SEM images: Asja Radja; Simulations: Asja Radja and Maxim Lavrentovich.

SEM images: Asja Radja; Simulations: Asja Radja and Maxim Lavrentovich.

It’s no secret that pollen plays a vital role in plant reproduction worldwide, including the production of food. But for decades, scientists have been puzzled about the variety of patterns on the surface of these pollen grains—specifically, how they are formed and if they have a function.

A study published in Cell sheds some light on the subject, showing that plants favor the production of uneven, asymmetrical patterns on the surface of pollen grains over more symmetrical patterns.

“The pollen wall itself—the surface of a pollen grain—serves the important function of protecting the pollen grain genetic material from the environment as the pollen travels during the process of pollination.
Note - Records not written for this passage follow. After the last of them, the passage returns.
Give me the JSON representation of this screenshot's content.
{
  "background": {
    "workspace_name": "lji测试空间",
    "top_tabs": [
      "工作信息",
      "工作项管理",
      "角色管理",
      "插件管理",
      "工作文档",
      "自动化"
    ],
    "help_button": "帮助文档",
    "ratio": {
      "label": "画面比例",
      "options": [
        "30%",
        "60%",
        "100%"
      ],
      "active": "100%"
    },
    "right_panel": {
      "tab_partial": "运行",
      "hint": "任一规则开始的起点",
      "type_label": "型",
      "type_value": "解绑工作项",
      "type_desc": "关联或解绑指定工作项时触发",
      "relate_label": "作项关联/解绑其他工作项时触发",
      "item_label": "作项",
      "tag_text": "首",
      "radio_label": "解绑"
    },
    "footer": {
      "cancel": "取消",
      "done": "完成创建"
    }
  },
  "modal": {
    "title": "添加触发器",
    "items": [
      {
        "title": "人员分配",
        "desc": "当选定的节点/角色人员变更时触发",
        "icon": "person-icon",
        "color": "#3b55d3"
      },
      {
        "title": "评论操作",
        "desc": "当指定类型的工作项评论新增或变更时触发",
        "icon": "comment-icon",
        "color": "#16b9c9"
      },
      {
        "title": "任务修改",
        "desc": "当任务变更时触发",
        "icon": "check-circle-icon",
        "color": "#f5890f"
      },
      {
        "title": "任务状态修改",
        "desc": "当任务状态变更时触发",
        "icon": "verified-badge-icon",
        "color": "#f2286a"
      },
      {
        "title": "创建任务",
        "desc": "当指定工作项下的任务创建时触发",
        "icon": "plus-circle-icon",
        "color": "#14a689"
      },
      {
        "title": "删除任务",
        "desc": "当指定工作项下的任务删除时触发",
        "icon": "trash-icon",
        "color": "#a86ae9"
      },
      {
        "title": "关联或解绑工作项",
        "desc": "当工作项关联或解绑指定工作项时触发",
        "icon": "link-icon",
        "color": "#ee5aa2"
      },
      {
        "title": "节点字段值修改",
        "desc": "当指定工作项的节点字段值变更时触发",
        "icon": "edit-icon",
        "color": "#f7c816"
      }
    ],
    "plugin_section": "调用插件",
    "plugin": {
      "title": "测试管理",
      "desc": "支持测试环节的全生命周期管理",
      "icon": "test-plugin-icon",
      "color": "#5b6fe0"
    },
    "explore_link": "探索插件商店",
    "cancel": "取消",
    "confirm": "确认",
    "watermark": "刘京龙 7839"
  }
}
However, the function of the precise pattern on this surface is not well understood,” said Maxim Lavrentovich, assistant professor of theoretical biophysics in the Department of Physics and Astronomy at UT, and coauthor of the study.

Continue reading about Lavrentovich’s study at news.utk.edu.